At the close of the war he married, in Washington, D.C., Miss Margaret Richardson. Their children are: Rowena, widow of Thomas B. Hart; Effie, wife of H. B. Whitley; and William Munger, mentioned below, all the children being residents of Conroe.
William Munger Conroe, son of the late Captain Isaac Conroe, was born at Houston, October 30, 1870. He is the successor of his father in many of the important activities of that prominent citizen, and has made an independent record of achievement in business. He received his early education in the public schools of Houston, and at an early age began working in his father’s mills. At the age of twenty-two he went to Poughkeepsie, New York, and took a business course in the Eastman’s Business College. On returning home he was again associated with his father in the lumber business and continued until the latter’s death. He was then appointed administrator of the estate, and after its settlement he organized the Conroe Lumber Company, the stockholders of which were himself and his two sisters, Mr. Conroe served as president and general manager until the company ceased operations on account of the timber being exhausted. Since 1907, Mr. Conroe has been engaged in milling lumber in transit.

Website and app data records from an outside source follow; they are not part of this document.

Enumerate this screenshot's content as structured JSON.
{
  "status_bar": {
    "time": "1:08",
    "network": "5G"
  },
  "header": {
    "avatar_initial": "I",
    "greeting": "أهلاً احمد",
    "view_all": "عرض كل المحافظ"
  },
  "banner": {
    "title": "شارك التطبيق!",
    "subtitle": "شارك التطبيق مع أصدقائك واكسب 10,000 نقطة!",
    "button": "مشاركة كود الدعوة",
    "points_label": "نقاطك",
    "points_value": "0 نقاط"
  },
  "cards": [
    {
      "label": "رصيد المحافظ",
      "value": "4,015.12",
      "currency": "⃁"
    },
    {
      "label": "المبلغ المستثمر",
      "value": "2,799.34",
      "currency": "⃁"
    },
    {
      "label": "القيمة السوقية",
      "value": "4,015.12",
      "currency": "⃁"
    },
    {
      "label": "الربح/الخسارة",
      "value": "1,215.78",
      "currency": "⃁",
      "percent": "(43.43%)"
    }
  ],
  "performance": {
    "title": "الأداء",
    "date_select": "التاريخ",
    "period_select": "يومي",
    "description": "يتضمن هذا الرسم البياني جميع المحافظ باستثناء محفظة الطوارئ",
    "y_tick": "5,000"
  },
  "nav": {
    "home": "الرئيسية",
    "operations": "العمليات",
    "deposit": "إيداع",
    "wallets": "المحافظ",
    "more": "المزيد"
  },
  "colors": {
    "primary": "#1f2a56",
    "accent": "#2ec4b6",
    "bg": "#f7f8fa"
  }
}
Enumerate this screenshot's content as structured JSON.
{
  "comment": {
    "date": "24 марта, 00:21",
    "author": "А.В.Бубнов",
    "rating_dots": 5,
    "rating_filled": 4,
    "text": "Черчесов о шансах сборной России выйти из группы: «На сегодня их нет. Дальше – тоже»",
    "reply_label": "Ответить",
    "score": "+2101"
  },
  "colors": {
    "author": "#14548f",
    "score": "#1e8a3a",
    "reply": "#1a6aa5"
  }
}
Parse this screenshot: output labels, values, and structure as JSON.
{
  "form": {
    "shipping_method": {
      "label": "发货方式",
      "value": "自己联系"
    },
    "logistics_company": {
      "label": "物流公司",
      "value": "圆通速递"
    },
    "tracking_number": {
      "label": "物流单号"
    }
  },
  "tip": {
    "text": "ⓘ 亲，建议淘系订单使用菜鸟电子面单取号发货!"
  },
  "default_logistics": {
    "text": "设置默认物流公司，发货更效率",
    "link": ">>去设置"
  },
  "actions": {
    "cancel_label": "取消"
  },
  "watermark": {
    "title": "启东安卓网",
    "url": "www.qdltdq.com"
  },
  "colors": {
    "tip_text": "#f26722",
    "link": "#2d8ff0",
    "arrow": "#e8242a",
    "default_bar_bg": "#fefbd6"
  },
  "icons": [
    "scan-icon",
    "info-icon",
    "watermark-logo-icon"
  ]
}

During the administration of President Harrison Mr. Conroe served as postmaster of Conroe, resigning from the office for political reasons. He is prominent in fraternal affairs, being a member of Conroe Lodge, No. 748, A. F. & A. M., is past high priest of Conroe Chapter, R. A. M., and a member of Trinity Commandery, No. 29, K. T., at Huntsville, and El Mina Temple of the Mystic Shrine at Galveston. He also affiliates with the Knights of Pythias and the Independent Order of Odd Fellows. He married, in 1898, Miss Hattie E. Urquhart, a daughter of W. N. Urquhart, of Conroe. They have two children, Elbert Isaac and Lois Louise.